■ **Description of the task**:
Which lines of the records contain the word "true"? Copy each one.

■ **Task inputs**:
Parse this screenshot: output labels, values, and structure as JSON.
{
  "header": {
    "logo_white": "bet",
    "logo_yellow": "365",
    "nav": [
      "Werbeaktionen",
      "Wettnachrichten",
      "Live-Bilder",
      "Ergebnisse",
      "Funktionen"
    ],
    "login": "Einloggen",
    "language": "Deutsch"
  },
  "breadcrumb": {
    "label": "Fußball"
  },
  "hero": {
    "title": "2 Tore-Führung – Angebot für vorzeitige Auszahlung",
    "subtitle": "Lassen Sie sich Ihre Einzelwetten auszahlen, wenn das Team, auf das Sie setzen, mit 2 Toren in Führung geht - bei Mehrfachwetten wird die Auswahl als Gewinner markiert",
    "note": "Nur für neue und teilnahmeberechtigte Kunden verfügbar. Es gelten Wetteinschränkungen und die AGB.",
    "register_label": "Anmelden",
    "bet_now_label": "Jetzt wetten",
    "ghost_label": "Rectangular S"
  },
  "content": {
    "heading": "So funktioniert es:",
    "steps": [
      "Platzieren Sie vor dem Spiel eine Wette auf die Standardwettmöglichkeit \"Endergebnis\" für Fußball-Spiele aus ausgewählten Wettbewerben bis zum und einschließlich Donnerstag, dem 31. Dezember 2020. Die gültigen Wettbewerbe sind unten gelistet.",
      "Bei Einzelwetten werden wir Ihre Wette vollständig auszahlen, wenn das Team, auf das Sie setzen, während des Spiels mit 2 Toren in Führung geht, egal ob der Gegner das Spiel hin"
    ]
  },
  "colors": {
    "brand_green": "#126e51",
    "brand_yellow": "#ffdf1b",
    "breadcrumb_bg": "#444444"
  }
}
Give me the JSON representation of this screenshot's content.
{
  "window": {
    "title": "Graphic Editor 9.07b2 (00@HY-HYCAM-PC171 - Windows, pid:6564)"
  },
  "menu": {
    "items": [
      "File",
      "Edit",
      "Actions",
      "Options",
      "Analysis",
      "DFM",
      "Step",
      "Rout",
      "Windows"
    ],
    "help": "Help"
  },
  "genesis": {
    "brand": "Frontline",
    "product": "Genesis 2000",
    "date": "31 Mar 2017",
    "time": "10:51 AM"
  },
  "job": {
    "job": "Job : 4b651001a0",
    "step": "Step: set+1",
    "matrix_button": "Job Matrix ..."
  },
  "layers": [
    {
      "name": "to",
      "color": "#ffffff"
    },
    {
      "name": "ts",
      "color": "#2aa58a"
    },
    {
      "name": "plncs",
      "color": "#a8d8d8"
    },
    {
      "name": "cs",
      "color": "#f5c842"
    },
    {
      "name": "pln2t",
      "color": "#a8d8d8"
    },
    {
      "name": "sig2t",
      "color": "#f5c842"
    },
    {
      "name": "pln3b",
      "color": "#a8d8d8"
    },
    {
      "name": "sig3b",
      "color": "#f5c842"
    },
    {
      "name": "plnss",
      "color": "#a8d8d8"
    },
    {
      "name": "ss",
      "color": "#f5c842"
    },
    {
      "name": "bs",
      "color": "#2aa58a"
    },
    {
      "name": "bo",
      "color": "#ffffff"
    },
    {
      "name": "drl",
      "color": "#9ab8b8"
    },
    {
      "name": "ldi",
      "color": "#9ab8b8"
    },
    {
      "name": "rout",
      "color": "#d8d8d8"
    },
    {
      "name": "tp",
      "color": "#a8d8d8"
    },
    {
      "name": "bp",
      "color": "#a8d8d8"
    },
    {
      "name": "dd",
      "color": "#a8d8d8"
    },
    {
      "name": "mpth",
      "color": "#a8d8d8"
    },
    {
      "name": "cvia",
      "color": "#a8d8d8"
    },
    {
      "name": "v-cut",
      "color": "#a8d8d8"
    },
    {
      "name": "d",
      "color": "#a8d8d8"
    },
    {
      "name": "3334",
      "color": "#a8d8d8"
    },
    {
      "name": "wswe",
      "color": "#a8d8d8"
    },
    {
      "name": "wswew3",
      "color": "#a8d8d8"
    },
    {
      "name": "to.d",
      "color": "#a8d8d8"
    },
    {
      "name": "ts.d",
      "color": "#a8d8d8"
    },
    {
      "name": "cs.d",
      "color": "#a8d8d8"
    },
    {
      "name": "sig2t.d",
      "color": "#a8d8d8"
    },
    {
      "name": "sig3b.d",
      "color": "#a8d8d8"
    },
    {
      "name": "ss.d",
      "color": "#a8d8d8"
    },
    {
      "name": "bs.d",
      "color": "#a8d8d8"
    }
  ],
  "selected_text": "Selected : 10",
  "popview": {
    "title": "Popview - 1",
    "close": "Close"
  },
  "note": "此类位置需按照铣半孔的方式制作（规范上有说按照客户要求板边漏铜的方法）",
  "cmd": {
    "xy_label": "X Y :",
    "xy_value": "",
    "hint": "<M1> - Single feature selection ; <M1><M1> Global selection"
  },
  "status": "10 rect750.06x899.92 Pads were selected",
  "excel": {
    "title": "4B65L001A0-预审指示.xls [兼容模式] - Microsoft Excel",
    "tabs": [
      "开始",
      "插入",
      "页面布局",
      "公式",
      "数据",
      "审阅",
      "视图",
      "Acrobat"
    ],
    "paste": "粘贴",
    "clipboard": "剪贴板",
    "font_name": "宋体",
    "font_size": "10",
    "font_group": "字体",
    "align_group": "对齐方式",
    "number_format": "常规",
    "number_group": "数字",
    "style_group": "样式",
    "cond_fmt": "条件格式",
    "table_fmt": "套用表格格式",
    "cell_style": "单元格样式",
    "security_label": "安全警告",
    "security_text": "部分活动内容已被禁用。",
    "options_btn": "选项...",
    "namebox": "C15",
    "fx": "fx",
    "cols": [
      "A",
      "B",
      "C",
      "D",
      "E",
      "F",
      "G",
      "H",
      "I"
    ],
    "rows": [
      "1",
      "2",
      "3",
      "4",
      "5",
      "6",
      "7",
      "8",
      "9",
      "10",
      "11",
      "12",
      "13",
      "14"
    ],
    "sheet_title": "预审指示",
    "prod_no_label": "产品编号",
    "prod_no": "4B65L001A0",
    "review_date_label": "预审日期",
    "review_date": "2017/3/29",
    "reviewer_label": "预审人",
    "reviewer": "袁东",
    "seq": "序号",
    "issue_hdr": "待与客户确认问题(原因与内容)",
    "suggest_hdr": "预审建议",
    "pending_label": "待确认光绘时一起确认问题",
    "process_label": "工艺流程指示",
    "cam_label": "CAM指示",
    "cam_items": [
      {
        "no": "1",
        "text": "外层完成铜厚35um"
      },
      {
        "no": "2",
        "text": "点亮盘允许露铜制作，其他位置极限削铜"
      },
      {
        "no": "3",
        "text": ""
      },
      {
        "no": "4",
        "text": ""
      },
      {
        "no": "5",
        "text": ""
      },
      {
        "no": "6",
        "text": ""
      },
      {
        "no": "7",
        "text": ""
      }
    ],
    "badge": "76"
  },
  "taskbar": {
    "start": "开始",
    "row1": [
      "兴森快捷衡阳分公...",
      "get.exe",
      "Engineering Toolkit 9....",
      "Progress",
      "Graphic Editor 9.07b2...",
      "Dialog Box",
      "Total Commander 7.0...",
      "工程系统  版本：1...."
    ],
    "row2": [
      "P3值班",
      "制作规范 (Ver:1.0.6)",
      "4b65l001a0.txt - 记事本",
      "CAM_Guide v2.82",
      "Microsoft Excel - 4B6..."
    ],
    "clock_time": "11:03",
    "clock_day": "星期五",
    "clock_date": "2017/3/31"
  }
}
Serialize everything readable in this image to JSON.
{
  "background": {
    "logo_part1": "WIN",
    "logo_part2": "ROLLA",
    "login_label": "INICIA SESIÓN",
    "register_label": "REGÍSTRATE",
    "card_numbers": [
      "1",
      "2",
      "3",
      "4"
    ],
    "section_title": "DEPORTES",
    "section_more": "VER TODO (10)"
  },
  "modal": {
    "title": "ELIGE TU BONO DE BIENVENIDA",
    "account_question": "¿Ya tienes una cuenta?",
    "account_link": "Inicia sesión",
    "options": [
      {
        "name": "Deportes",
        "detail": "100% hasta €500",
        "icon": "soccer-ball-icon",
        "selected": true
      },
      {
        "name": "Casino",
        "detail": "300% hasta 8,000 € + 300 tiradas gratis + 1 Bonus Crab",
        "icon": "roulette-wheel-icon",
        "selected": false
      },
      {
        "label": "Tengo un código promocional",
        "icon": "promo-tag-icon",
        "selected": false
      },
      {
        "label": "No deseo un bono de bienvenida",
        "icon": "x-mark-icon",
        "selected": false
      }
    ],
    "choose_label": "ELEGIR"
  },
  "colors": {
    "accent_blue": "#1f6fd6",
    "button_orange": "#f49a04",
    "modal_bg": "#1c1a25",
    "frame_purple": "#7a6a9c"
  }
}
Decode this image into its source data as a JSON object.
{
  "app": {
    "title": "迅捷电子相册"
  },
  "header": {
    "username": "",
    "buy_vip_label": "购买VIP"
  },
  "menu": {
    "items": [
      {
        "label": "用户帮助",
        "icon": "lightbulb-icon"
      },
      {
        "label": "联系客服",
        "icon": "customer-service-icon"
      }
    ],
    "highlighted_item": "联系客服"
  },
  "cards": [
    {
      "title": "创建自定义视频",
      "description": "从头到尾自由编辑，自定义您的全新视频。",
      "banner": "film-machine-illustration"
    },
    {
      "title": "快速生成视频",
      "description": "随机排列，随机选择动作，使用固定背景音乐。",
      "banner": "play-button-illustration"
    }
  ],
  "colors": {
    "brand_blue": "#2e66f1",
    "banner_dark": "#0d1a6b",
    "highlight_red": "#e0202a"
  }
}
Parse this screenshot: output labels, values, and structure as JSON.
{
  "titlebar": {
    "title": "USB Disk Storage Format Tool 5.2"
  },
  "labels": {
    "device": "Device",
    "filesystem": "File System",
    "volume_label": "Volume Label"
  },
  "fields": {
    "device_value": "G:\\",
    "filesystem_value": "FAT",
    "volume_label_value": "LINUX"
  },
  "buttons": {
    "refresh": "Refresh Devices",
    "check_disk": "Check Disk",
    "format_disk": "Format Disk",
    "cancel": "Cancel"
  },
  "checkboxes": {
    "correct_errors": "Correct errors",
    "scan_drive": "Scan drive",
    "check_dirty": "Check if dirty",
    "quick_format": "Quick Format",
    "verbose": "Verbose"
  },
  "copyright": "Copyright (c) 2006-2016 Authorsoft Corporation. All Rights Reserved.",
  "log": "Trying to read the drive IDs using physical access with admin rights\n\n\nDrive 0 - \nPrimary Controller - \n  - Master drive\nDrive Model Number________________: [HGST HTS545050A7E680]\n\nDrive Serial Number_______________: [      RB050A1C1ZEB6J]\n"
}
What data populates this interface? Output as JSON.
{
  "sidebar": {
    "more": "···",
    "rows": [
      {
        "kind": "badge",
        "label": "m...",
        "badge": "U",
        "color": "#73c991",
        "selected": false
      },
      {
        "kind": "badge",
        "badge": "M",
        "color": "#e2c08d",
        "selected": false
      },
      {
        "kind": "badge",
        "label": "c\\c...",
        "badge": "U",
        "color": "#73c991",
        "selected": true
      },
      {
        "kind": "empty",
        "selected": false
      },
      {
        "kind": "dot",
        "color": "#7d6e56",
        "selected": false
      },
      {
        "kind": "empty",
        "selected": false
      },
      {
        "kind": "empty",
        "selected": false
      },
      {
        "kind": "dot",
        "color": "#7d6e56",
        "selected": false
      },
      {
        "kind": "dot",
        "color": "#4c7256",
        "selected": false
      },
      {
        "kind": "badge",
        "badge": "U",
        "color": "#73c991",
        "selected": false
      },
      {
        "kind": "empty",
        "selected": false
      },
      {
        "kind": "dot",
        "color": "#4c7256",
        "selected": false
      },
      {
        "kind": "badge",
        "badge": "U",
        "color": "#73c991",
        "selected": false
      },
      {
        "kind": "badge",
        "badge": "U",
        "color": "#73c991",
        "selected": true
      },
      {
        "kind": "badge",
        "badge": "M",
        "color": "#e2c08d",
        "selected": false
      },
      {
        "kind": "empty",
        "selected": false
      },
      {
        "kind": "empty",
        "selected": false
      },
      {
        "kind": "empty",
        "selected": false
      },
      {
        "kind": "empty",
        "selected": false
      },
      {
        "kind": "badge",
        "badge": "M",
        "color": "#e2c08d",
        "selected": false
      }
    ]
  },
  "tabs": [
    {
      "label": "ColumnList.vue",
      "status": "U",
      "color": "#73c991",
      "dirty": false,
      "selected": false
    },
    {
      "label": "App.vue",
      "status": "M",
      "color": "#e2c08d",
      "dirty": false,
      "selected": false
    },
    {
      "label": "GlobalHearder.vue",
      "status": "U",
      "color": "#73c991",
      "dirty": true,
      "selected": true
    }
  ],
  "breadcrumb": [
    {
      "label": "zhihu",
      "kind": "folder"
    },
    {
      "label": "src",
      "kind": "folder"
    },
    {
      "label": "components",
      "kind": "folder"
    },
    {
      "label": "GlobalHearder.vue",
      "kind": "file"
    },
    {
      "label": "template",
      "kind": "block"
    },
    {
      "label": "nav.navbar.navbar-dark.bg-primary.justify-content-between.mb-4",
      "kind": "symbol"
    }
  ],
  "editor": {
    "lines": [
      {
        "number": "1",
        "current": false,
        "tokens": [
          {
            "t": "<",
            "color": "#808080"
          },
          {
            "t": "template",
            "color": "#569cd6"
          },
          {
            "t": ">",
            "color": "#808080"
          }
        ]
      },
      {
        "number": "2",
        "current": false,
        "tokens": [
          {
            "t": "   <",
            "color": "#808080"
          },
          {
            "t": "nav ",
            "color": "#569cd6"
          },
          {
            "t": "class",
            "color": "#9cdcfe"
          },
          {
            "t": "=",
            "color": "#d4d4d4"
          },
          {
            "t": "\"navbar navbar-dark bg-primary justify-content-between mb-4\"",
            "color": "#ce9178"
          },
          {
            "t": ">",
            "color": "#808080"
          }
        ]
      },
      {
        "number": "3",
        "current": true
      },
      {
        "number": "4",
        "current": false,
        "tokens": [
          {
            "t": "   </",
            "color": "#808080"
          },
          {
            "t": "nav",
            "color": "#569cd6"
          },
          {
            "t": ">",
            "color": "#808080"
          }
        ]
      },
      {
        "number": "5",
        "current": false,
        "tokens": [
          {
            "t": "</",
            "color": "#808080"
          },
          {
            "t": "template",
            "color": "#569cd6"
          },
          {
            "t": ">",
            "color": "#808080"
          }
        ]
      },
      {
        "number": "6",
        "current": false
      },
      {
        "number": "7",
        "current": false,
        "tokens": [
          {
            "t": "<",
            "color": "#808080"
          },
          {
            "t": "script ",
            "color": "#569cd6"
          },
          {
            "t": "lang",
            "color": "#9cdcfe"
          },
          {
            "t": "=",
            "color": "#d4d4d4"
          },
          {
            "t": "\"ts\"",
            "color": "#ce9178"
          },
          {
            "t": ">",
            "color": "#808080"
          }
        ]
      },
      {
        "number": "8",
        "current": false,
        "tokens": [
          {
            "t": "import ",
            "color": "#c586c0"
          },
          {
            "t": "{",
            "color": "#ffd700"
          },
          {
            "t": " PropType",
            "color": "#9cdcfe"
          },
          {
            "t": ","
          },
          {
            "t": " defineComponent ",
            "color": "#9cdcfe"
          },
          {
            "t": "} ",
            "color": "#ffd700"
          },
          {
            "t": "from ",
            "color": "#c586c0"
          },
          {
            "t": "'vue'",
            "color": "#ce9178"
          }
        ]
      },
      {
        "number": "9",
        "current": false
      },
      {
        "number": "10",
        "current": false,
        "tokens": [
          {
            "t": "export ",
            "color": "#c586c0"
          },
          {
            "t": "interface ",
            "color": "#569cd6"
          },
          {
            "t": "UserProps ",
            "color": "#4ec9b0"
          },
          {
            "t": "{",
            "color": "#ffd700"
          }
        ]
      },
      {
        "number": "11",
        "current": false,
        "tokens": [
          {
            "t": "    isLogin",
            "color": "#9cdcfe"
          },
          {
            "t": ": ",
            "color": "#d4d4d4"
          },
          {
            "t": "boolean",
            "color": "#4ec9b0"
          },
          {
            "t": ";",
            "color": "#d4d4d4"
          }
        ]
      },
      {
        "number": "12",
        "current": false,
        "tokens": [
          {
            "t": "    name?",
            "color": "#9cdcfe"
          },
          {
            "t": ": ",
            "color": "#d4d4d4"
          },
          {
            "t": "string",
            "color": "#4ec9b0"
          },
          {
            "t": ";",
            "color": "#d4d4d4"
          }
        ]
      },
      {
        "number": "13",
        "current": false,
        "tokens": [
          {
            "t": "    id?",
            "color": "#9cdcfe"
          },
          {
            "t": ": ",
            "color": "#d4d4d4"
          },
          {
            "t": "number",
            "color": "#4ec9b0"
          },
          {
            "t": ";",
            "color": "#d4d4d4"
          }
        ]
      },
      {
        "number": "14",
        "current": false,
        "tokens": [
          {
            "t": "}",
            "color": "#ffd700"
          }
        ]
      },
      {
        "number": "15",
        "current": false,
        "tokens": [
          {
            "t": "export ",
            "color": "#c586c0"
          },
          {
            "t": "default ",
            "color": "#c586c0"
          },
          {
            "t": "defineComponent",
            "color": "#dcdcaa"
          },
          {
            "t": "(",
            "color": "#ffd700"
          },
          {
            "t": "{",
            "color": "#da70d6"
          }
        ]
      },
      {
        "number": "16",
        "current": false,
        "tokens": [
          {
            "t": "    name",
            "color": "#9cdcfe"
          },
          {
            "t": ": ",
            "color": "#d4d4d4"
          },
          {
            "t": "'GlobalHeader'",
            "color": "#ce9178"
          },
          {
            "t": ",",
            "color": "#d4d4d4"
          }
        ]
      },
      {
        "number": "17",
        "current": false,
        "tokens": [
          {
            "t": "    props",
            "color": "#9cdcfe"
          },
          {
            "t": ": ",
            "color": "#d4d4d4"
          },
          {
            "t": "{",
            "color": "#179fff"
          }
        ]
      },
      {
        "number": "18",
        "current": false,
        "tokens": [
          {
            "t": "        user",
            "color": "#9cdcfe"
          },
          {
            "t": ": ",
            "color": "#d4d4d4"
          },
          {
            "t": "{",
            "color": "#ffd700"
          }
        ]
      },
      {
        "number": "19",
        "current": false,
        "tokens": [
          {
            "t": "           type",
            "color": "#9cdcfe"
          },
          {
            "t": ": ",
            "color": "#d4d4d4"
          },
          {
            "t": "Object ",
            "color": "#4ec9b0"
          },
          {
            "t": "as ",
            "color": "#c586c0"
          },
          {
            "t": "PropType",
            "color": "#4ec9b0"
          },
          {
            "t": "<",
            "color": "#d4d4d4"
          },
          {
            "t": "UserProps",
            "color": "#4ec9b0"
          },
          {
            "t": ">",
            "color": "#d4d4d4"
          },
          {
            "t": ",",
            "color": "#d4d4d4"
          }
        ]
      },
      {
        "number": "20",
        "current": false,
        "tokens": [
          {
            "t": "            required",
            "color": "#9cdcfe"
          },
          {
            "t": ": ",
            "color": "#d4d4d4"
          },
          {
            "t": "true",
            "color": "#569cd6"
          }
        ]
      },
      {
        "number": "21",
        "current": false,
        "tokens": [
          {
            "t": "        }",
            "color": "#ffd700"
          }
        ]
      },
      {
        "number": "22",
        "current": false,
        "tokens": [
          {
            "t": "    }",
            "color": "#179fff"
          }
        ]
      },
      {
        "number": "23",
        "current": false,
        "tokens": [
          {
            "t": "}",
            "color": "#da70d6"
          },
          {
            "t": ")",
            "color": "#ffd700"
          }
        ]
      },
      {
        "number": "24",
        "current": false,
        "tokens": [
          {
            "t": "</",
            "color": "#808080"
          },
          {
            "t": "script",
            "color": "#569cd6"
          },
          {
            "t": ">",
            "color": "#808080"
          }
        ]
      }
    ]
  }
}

■ **Response area**:
        "selected": true
        "selected": true
        "selected": true
      "dirty": true,
      "selected": true
        "current": true
            "t": "true",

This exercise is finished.